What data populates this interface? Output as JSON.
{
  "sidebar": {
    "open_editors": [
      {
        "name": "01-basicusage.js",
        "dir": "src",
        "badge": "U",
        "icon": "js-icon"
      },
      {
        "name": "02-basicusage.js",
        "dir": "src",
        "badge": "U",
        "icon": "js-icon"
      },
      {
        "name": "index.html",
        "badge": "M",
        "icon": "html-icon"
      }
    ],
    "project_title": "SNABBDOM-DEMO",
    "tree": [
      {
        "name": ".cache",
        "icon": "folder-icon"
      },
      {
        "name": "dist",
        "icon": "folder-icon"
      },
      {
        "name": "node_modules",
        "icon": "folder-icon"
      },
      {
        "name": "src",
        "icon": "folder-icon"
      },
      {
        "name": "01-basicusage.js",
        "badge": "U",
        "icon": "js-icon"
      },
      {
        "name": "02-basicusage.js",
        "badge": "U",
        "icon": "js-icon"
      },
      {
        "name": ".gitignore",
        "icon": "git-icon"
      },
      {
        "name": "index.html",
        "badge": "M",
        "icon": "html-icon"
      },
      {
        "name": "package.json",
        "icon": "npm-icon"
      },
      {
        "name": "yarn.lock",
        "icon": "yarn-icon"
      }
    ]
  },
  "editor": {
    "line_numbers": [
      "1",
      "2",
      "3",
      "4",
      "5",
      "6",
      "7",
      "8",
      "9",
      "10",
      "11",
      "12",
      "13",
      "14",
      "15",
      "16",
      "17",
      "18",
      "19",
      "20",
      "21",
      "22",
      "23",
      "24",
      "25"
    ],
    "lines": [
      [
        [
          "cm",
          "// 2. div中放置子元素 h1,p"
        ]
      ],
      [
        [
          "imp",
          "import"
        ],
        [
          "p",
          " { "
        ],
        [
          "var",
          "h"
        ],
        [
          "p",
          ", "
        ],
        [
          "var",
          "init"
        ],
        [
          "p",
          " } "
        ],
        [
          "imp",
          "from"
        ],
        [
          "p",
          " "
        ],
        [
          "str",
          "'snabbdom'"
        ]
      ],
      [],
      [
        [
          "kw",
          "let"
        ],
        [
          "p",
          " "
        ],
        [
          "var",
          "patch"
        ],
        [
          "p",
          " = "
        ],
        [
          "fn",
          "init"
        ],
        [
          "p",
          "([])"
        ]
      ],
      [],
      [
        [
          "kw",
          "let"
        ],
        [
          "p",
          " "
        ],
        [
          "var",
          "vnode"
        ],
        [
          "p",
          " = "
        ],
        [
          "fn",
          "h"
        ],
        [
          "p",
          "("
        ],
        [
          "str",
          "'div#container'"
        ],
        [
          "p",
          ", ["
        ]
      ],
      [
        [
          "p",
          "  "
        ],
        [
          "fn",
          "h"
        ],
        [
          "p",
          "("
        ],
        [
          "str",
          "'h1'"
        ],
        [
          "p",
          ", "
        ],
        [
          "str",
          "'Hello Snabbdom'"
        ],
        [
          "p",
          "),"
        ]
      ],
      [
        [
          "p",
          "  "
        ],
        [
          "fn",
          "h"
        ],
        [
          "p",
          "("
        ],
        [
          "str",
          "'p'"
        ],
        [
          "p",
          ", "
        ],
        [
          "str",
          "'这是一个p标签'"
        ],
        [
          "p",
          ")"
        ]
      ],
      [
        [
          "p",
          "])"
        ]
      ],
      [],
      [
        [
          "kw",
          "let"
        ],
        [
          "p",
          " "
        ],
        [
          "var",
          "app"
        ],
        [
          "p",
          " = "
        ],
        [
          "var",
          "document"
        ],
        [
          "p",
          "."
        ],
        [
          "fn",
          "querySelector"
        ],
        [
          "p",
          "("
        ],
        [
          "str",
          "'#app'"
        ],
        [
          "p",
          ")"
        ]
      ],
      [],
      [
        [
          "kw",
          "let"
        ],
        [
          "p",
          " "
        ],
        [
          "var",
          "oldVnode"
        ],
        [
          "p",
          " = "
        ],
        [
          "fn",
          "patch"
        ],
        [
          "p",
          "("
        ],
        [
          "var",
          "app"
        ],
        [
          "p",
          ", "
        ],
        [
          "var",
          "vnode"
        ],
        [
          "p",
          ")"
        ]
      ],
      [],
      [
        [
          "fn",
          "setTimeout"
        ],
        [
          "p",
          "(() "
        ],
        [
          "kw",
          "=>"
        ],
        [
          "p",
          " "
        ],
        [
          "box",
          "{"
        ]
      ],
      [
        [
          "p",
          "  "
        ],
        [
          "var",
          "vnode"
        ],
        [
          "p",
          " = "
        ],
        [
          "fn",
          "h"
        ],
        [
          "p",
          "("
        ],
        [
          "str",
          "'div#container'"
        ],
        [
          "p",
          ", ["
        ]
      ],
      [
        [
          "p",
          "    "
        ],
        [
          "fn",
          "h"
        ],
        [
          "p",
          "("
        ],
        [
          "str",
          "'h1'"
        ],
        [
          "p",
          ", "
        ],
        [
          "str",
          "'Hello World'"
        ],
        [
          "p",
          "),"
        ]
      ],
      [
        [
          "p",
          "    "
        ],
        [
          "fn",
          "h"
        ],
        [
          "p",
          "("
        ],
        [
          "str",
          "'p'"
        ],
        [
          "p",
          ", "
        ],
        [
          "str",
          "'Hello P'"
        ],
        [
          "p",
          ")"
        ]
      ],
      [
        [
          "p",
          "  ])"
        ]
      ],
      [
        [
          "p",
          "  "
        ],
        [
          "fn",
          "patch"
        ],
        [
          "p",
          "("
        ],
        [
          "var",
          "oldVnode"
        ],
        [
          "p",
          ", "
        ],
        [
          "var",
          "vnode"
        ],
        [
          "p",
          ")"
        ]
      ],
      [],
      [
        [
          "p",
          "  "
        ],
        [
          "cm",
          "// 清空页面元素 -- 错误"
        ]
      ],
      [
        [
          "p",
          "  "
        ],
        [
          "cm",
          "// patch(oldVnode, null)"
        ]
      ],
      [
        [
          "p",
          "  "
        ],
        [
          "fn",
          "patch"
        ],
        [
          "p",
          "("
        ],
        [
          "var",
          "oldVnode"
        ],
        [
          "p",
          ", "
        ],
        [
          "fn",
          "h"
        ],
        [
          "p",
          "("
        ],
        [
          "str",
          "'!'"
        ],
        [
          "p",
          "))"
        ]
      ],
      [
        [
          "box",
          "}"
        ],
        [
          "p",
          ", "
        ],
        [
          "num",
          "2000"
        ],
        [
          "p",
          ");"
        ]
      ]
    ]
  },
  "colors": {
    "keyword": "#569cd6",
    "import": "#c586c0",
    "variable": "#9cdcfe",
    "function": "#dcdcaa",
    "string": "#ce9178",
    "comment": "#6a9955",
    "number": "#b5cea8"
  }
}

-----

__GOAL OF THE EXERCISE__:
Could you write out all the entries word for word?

__RESPONSE AREA__:
What data populates this interface? Output as JSON.
{
  "sidebar": {
    "open_editors": [
      {
        "name": "01-basicusage.js",
        "dir": "src",
        "badge": "U",
        "icon": "js-icon"
      },
      {
        "name": "02-basicusage.js",
        "dir": "src",
        "badge": "U",
        "icon": "js-icon"
      },
      {
        "name": "index.html",
        "badge": "M",
        "icon": "html-icon"
      }
    ],
    "project_title": "SNABBDOM-DEMO",
    "tree": [
      {
        "name": ".cache",
        "icon": "folder-icon"
      },
      {
        "name": "dist",
        "icon": "folder-icon"
      },
      {
        "name": "node_modules",
        "icon": "folder-icon"
      },
      {
        "name": "src",
        "icon": "folder-icon"
      },
      {
        "name": "01-basicusage.js",
        "badge": "U",
        "icon": "js-icon"
      },
      {
        "name": "02-basicusage.js",
        "badge": "U",
        "icon": "js-icon"
      },
      {
        "name": ".gitignore",
        "icon": "git-icon"
      },
      {
        "name": "index.html",
        "badge": "M",
        "icon": "html-icon"
      },
      {
        "name": "package.json",
        "icon": "npm-icon"
      },
      {
        "name": "yarn.lock",
        "icon": "yarn-icon"
      }
    ]
  },
  "editor": {
    "line_numbers": [
      "1",
      "2",
      "3",
      "4",
      "5",
      "6",
      "7",
      "8",
      "9",
      "10",
      "11",
      "12",
      "13",
      "14",
      "15",
      "16",
      "17",
      "18",
      "19",
      "20",
      "21",
      "22",
      "23",
      "24",
      "25"
    ],
    "lines": [
      [
        [
          "cm",
          "// 2. div中放置子元素 h1,p"
        ]
      ],
      [
        [
          "imp",
          "import"
        ],
        [
          "p",
          " { "
        ],
        [
          "var",
          "h"
        ],
        [
          "p",
          ", "
        ],
        [
          "var",
          "init"
        ],
        [
          "p",
          " } "
        ],
        [
          "imp",
          "from"
        ],
        [
          "p",
          " "
        ],
        [
          "str",
          "'snabbdom'"
        ]
      ],
      [],
      [
        [
          "kw",
          "let"
        ],
        [
          "p",
          " "
        ],
        [
          "var",
          "patch"
        ],
        [
          "p",
          " = "
        ],
        [
          "fn",
          "init"
        ],
        [
          "p",
          "([])"
        ]
      ],
      [],
      [
        [
          "kw",
          "let"
        ],
        [
          "p",
          " "
        ],
        [
          "var",
          "vnode"
        ],
        [
          "p",
          " = "
        ],
        [
          "fn",
          "h"
        ],
        [
          "p",
          "("
        ],
        [
          "str",
          "'div#container'"
        ],
        [
          "p",
          ", ["
        ]
      ],
      [
        [
          "p",
          "  "
        ],
        [
          "fn",
          "h"
        ],
        [
          "p",
          "("
        ],
        [
          "str",
          "'h1'"
        ],
        [
          "p",
          ", "
        ],
        [
          "str",
          "'Hello Snabbdom'"
        ],
        [
          "p",
          "),"
        ]
      ],
      [
        [
          "p",
          "  "
        ],
        [
          "fn",
          "h"
        ],
        [
          "p",
          "("
        ],
        [
          "str",
          "'p'"
        ],
        [
          "p",
          ", "
        ],
        [
          "str",
          "'这是一个p标签'"
        ],
        [
          "p",
          ")"
        ]
      ],
      [
        [
          "p",
          "])"
        ]
      ],
      [],
      [
        [
          "kw",
          "let"
        ],
        [
          "p",
          " "
        ],
        [
          "var",
          "app"
        ],
        [
          "p",
          " = "
        ],
        [
          "var",
          "document"
        ],
        [
          "p",
          "."
        ],
        [
          "fn",
          "querySelector"
        ],
        [
          "p",
          "("
        ],
        [
          "str",
          "'#app'"
        ],
        [
          "p",
          ")"
        ]
      ],
      [],
      [
        [
          "kw",
          "let"
        ],
        [
          "p",
          " "
        ],
        [
          "var",
          "oldVnode"
        ],
        [
          "p",
          " = "
        ],
        [
          "fn",
          "patch"
        ],
        [
          "p",
          "("
        ],
        [
          "var",
          "app"
        ],
        [
          "p",
          ", "
        ],
        [
          "var",
          "vnode"
        ],
        [
          "p",
          ")"
        ]
      ],
      [],
      [
        [
          "fn",
          "setTimeout"
        ],
        [
          "p",
          "(() "
        ],
        [
          "kw",
          "=>"
        ],
        [
          "p",
          " "
        ],
        [
          "box",
          "{"
        ]
      ],
      [
        [
          "p",
          "  "
        ],
        [
          "var",
          "vnode"
        ],
        [
          "p",
          " = "
        ],
        [
          "fn",
          "h"
        ],
        [
          "p",
          "("
        ],
        [
          "str",
          "'div#container'"
        ],
        [
          "p",
          ", ["
        ]
      ],
      [
        [
          "p",
          "    "
        ],
        [
          "fn",
          "h"
        ],
        [
          "p",
          "("
        ],
        [
          "str",
          "'h1'"
        ],
        [
          "p",
          ", "
        ],
        [
          "str",
          "'Hello World'"
        ],
        [
          "p",
          "),"
        ]
      ],
      [
        [
          "p",
          "    "
        ],
        [
          "fn",
          "h"
        ],
        [
          "p",
          "("
        ],
        [
          "str",
          "'p'"
        ],
        [
          "p",
          ", "
        ],
        [
          "str",
          "'Hello P'"
        ],
        [
          "p",
          ")"
        ]
      ],
      [
        [
          "p",
          "  ])"
        ]
      ],
      [
        [
          "p",
          "  "
        ],
        [
          "fn",
          "patch"
        ],
        [
          "p",
          "("
        ],
        [
          "var",
          "oldVnode"
        ],
        [
          "p",
          ", "
        ],
        [
          "var",
          "vnode"
        ],
        [
          "p",
          ")"
        ]
      ],
      [],
      [
        [
          "p",
          "  "
        ],
        [
          "cm",
          "// 清空页面元素 -- 错误"
        ]
      ],
      [
        [
          "p",
          "  "
        ],
        [
          "cm",
          "// patch(oldVnode, null)"
        ]
      ],
      [
        [
          "p",
          "  "
        ],
        [
          "fn",
          "patch"
        ],
        [
          "p",
          "("
        ],
        [
          "var",
          "oldVnode"
        ],
        [
          "p",
          ", "
        ],
        [
          "fn",
          "h"
        ],
        [
          "p",
          "("
        ],
        [
          "str",
          "'!'"
        ],
        [
          "p",
          "))"
        ]
      ],
      [
        [
          "box",
          "}"
        ],
        [
          "p",
          ", "
        ],
        [
          "num",
          "2000"
        ],
        [
          "p",
          ");"
        ]
      ]
    ]
  },
  "colors": {
    "keyword": "#569cd6",
    "import": "#c586c0",
    "variable": "#9cdcfe",
    "function": "#dcdcaa",
    "string": "#ce9178",
    "comment": "#6a9955",
    "number": "#b5cea8"
  }
}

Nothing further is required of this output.